Sunday, August 5, 2012

The Cause of the Crash of 2008 and the New Business Project

What really caused the crash of 2008 was the lack of businesses able to absorb investment money.  This is the flip side of the problem of too much money existing for the present state of the world economy.  Because there are not enough companies to soak up the money available for investment, collateralized debt obligations (CDOs) were created to soak up the excess money.  The CDOs were time bombs waiting to explode and take down all who bought them.  The excess money is presently rattling around in derivatives, making them very dangerous.

I propose a New Business Project within the Texas Ascendant Campaign.  It is important that we have some focus on the creation of new businesses.  The problem of excess money bouncing around the international capital markets is an issue that should also be addressed, but not in this article.

There are plenty of organizations encouraging entrepreneurship.  The Ewing Marion Kauffman Foundation is one example.  The Institute for Innovation & Entrepreneurship at UT Dallas is another example.  But we need to focus on new business creation in the many things we do.  For example, our schools have a big push on science, but we would be better served by pushing business education instead of science education.  We desperately need more business owners than we need scientists.

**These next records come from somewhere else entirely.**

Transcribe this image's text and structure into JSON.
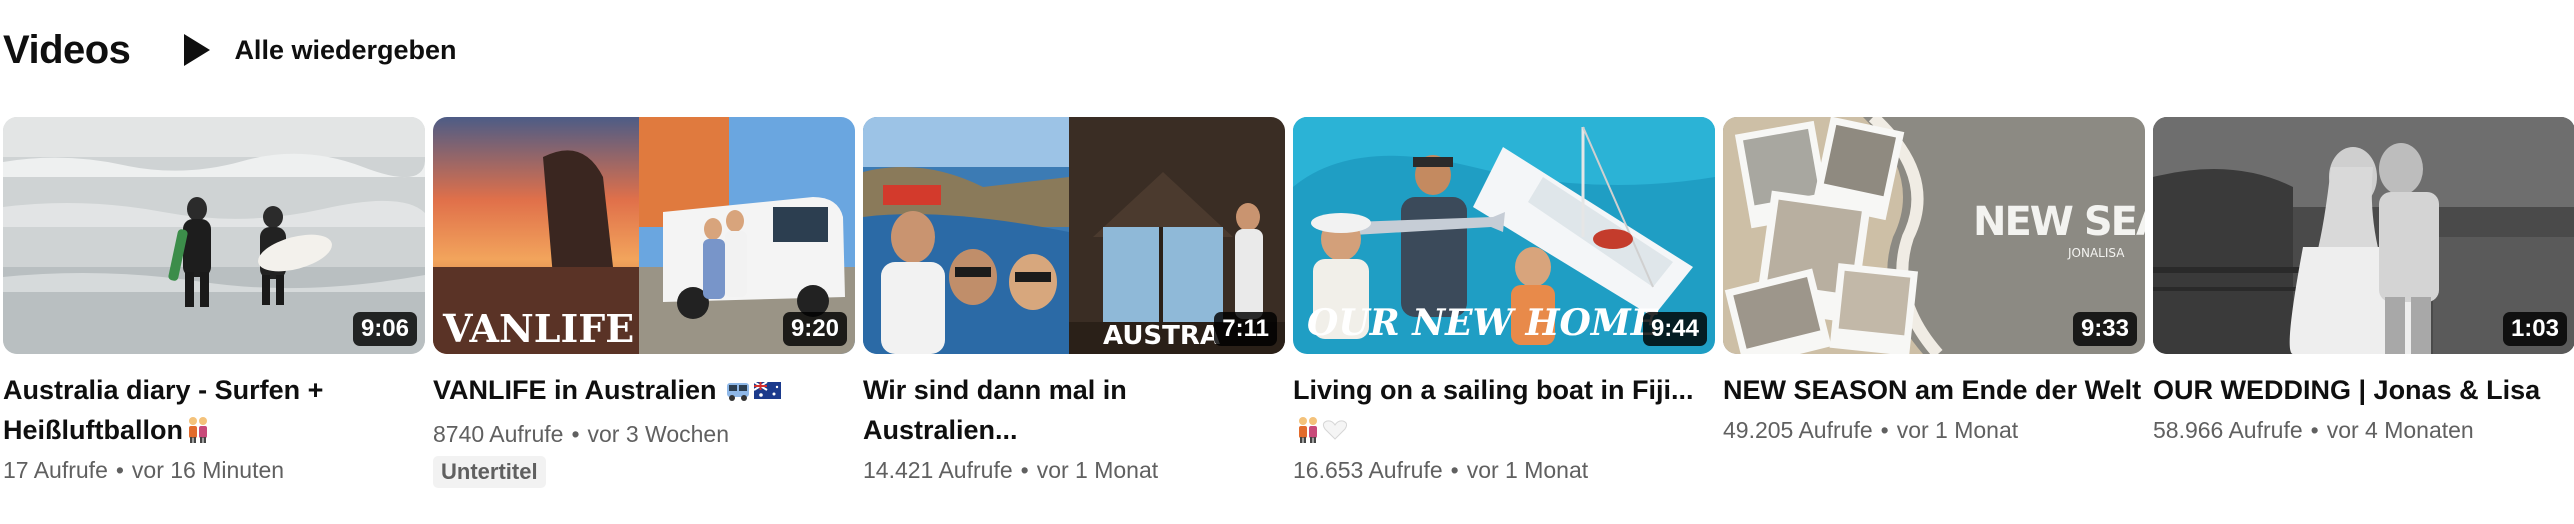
{
  "shelf": {
    "title": "Videos",
    "play_all_label": "Alle wiedergeben"
  },
  "videos": [
    {
      "title": "Australia diary - Surfen + Heißluftballon",
      "duration": "9:06",
      "views": "17 Aufrufe",
      "age": "vor 16 Minuten",
      "badge": "",
      "thumbnail_icon": "surfers-beach-thumbnail",
      "title_emoji": "couple-emoji"
    },
    {
      "title": "VANLIFE in Australien",
      "duration": "9:20",
      "views": "8740 Aufrufe",
      "age": "vor 3 Wochen",
      "badge": "Untertitel",
      "thumbnail_icon": "campervan-sunset-thumbnail",
      "thumbnail_text": "VANLIFE",
      "title_emoji": "van-australia-flag-emoji"
    },
    {
      "title": "Wir sind dann mal in Australien...",
      "duration": "7:11",
      "views": "14.421 Aufrufe",
      "age": "vor 1 Monat",
      "badge": "",
      "thumbnail_icon": "coast-cabin-thumbnail",
      "thumbnail_text": "AUSTRA",
      "title_emoji": ""
    },
    {
      "title": "Living on a sailing boat in Fiji...",
      "duration": "9:44",
      "views": "16.653 Aufrufe",
      "age": "vor 1 Monat",
      "badge": "",
      "thumbnail_icon": "sailing-boat-thumbnail",
      "thumbnail_text": "OUR NEW HOME",
      "title_emoji": "couple-white-heart-emoji"
    },
    {
      "title": "NEW SEASON am Ende der Welt",
      "duration": "9:33",
      "views": "49.205 Aufrufe",
      "age": "vor 1 Monat",
      "badge": "",
      "thumbnail_icon": "polaroid-collage-thumbnail",
      "thumbnail_text": "NEW SEASON",
      "thumbnail_subtext": "JONALISA",
      "title_emoji": ""
    },
    {
      "title": "OUR WEDDING | Jonas & Lisa",
      "duration": "1:03",
      "views": "58.966 Aufrufe",
      "age": "vor 4 Monaten",
      "badge": "",
      "thumbnail_icon": "wedding-couple-thumbnail",
      "title_emoji": ""
    }
  ],
  "colors": {
    "text_primary": "#0f0f0f",
    "text_secondary": "#606060",
    "badge_bg": "#f2f2f2",
    "duration_bg": "#000000"
  }
}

Areas of special focus for Texas could include the following:
  • Software Products
  • Manufacturing
  • Banking
  • Investment
Texas can be the engine that pulls America back on track.  Let us build a stronger Texas for a stronger America.


The following are related articles
North Texas Industrialization   Tuesday, May 5, 2009
The Exploitation of Innovation  Saturday, March 13, 2010
Exploitation, Not Innovation  Sunday, August 5, 2012
Global Surplus Capital   Thursday, August 9, 2012

Exploitation, Not Innovation

It is exploitation, not innovation, that needs to be taught to boost our economy.  Boaz Fletcher, 44, a consultant to new companies in Israel, says “As a country, Israel is amazing at technology, but not great at building sustainable businesses," in the article Want to Graduate? Create a Company by Hannah Seligson in the Sunday New York Times, July 29, 2012.  This article describes how the Founder Institute teaches people how to start companies.

You hear a constant drum beat in the public schools for innovation.  America is awash in innovation.  What is difficult is picking the right product to promote, at the right time, and selling the product in sufficient quantities to sustain a successful business.  The judgement on which product will win and picking the right time are skills that are hard to teach.  But product sales and marketing can be taught.  The skills to create and run a company can be taught.  I have seen plenty of innovative people flounder and sink from poor skills in sales and business.  It is the successful exploitation of a product that is needed for success.

America needs more successful businesses.  To grow our businesses we need to focus our energies on the right skills to teach:  exploitation, not innovation.


A related article:
The Exploitation of Innovation  Saturday, March 13, 2010